  • Like
Reactions: bhzmark and mswlogo
1) With the yoke you can't hold the wheel above the 9 and 3 o'clock positions. On the old-style round wheel, if the airbag fires and your hands are at the upper portion, it shoots your hands into your face, usually breaking both wrists and can cause serious damage to your face and even blindness.

2) The instrument cluster is not blocked by the upper part of the steering wheel. This is less of an issue as many people can adjust the steering or seat to compensate, but not all people. And you may have to compromise your seating position to make the instrument panel fully visible with a round wheel.

3) Stalk removal is a mixed bag in my opinion. Since there are no standards on stalks, as you switch different cars/brands/models, you have the risk of doing something bad because the cars operate differently. At least with the stalks gone, this risk is reduced. I've had no problem adapting to it, but it is different. I think the automatic drive control is cool, but a work in progress. I expect it to get better. I'd estimate it's about 95% accurate when called upon, but it really should be 100%.

4) Less of a safety issue, but a Yoke advantage is it's easier to get in and out of the car. Some other manufacturers also place a flat spot on the bottom of the steering wheel for this reason.

In most negative reviews I've seen, either people have not actually used the Yoke or they use it for a few hours and go in with hate (and there are a lot of Tesla haters out there). As for tight turns in a parking lot, I can rotate the yoke as fast or faster than a conventional steering wheel - it really is easy, but it is different. I understand some can't tolerate any change and there is nothing wrong with that. There are plenty of old-style cars available. Tesla has no problems selling everything they can make to those that like what they are doing.

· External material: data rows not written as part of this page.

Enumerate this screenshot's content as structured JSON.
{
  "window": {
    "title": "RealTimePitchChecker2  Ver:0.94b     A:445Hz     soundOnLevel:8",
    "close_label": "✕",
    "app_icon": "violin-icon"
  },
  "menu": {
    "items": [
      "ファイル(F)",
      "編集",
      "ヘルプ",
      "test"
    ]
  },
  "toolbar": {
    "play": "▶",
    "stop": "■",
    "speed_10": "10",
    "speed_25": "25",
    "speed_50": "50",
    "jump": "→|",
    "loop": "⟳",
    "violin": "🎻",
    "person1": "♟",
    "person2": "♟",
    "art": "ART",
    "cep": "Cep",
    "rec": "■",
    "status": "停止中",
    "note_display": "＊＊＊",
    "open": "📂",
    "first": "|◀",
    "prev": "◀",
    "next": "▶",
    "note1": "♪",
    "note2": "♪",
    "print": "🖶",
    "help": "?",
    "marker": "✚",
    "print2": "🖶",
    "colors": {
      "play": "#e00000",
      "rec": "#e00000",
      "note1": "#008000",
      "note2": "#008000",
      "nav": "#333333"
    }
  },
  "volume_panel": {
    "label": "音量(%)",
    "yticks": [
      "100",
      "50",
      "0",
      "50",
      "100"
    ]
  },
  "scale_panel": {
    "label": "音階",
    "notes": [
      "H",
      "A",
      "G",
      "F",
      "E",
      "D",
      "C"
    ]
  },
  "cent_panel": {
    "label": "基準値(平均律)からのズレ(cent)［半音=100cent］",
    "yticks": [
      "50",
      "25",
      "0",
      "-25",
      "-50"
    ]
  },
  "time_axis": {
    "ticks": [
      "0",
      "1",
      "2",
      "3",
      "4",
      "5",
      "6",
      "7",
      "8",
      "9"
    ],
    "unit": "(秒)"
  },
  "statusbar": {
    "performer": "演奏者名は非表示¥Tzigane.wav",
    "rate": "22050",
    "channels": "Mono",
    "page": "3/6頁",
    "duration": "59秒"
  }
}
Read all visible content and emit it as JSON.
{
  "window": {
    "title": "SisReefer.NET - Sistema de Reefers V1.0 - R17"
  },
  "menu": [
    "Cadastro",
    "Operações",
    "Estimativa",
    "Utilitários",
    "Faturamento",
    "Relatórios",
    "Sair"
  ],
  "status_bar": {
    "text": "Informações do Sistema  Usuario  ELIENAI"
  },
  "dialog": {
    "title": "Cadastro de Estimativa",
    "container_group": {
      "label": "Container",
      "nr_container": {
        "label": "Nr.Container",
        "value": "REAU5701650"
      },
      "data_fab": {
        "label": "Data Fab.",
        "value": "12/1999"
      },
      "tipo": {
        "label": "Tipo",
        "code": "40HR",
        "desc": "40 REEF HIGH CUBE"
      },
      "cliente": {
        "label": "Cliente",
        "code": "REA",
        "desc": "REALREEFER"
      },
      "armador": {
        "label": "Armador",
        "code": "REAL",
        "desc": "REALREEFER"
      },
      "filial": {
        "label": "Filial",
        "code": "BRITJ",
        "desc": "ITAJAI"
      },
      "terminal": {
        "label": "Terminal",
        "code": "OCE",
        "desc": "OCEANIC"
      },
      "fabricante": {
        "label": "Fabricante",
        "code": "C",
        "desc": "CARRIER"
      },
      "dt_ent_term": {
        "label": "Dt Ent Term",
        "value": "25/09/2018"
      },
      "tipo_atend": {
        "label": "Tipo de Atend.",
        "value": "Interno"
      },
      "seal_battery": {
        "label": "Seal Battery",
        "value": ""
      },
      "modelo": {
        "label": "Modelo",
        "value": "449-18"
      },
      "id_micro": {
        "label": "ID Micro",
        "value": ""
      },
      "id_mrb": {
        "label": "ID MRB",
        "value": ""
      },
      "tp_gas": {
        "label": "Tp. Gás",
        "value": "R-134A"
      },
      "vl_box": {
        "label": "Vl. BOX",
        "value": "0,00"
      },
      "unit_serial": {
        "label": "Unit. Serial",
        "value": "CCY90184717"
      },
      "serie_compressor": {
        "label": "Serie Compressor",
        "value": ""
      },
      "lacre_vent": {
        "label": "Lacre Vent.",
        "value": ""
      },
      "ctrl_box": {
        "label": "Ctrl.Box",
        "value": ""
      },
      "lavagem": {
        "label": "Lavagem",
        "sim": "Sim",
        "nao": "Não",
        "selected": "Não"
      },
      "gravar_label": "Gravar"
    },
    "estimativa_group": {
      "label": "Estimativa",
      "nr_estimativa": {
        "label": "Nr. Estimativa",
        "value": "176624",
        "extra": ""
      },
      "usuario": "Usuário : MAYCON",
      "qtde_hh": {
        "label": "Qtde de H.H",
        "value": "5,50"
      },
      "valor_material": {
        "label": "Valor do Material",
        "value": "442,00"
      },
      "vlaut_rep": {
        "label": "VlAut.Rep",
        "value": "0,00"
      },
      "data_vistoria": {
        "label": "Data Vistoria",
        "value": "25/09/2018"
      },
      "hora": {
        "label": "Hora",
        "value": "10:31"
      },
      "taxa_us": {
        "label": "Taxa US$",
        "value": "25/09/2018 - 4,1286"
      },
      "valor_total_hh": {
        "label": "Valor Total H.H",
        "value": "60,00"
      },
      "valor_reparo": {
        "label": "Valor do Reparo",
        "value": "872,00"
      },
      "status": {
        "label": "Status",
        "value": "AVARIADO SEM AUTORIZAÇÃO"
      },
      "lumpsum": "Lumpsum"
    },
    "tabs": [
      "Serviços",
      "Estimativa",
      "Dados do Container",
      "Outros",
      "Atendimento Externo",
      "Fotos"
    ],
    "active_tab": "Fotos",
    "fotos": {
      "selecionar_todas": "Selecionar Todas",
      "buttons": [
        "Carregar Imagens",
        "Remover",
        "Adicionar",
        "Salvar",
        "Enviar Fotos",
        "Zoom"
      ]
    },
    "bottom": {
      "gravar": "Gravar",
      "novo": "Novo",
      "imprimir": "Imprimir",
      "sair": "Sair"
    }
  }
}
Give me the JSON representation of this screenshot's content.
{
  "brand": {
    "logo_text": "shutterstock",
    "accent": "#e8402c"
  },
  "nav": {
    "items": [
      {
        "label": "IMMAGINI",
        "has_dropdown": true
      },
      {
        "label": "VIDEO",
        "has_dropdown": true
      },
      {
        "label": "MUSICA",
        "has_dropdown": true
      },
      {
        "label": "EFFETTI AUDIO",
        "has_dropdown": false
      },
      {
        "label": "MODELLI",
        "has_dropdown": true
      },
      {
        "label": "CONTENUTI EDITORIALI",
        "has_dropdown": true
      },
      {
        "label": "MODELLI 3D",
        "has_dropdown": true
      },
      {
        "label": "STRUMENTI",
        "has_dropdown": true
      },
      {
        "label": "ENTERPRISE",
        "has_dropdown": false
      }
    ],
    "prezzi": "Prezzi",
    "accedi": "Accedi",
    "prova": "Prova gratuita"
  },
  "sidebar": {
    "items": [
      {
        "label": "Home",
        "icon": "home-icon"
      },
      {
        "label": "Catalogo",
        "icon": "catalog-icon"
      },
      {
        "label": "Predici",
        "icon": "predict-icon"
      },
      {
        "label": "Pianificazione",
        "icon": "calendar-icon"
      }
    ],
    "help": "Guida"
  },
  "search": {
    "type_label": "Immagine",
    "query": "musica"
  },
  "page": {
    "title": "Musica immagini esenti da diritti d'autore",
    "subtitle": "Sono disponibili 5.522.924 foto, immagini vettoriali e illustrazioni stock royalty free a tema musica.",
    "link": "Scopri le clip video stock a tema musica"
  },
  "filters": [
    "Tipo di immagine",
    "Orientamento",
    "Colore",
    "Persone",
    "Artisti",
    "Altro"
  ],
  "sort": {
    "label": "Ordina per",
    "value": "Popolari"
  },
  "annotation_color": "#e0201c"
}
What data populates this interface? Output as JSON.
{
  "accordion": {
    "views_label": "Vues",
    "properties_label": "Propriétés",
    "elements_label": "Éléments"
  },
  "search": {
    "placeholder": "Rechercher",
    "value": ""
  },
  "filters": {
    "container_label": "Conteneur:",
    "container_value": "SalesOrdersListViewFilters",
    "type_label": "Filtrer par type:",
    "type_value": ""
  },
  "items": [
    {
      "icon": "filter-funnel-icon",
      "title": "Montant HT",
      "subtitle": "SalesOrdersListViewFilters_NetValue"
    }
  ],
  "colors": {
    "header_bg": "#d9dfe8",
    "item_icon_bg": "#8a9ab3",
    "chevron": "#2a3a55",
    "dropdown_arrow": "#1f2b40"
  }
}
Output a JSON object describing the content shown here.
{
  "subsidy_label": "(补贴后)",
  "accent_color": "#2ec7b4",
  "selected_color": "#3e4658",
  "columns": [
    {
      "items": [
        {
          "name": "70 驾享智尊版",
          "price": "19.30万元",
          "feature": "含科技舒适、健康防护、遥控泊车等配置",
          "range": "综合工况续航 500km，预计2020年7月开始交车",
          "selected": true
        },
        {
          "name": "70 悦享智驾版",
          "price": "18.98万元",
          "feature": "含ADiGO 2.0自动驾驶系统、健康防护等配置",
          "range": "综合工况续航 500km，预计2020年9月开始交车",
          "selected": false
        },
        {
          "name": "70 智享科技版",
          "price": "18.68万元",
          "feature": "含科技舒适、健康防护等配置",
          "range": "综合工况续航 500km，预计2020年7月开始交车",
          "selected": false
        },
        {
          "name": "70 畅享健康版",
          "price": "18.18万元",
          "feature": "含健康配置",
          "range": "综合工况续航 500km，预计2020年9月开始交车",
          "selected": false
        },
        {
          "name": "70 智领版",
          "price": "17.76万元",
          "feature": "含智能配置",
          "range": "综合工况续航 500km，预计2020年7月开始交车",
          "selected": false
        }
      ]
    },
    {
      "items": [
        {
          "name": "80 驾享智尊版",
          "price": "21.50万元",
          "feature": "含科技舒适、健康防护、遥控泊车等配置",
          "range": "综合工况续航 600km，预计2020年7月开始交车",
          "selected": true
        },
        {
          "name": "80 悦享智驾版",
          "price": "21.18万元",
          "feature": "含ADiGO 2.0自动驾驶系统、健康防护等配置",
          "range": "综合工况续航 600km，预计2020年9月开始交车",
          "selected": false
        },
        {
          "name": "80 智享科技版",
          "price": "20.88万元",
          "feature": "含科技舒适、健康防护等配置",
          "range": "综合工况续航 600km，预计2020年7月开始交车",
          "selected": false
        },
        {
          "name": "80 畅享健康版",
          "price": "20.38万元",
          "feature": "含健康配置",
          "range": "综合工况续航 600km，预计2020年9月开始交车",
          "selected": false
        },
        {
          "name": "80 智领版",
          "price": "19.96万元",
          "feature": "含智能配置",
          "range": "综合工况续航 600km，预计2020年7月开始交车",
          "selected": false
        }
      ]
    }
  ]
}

All I can say is if you don't like it, don't buy it - but also don't write it off without really trying it. You may be pleasantly surprised as I was.
1) Not an issue - just put your hands at whatever position you consider to be safe. Conversely, there are times when the supposedly ‘unsafe’ 9 and 3 positions are necessary when turning, making emergency maneuvers, etc. Beyond that, the recommendation assumes you will be driving straight ahead when the airbags deploy. More often drivers attempt to avoid the object by tuning the wheel making the hand position irrelevant. Verdict: Fail.

2) The instrument cluster is not blocked by a properly adjusted wheel. The 3 and Y don’t even have one. Verdict: Fail.

3) ‘there are no standards on stalks????” What world do you live in? Next to the steering wheel and accelerator/brake pedals, a turn signal stalk is the most standardized control in a car. It Exists in every other car on the market. Verdict: fail.

Ease of entry - I’m 6’5 and the only time I’ve had an issue getting in and out is when someone far shorter than me has last driven the car and then the problem isn’t the wheel, it’s the dash. This is another non issue.

Seriously - all of these are such incredible reaches they defy common sense and reason. If you really believe this then you’ve drunk so much of the tesla kool-aid that you’re beyond hope.

All of the reviews I’ve read were by people who drove the car for a week. The motor trend review with the video was especially telling. I’m sure some People do like the yoke, but to label everyone that doesn’t like it as a ‘hater’ is denying the facts. Again, I go to my previous statement - if it takes a month to get used to it then it’s a bad design.
 

Products we're discussing on TMC...

About Us

Formed in 2006, Tesla Motors Club (TMC) was the first independent online Tesla community. Today it remains the largest and most dynamic community of Tesla enthusiasts. Learn more.

Do you value your experience at TMC? Consider becoming a Supporting Member of Tesla Motors Club. As a thank you for your contribution, you'll get nearly no ads in the Community and Groups sections. Additional perks are available depending on the level of contribution. Please visit the Account Upgrades page for more details.


SUPPORT TMC
Top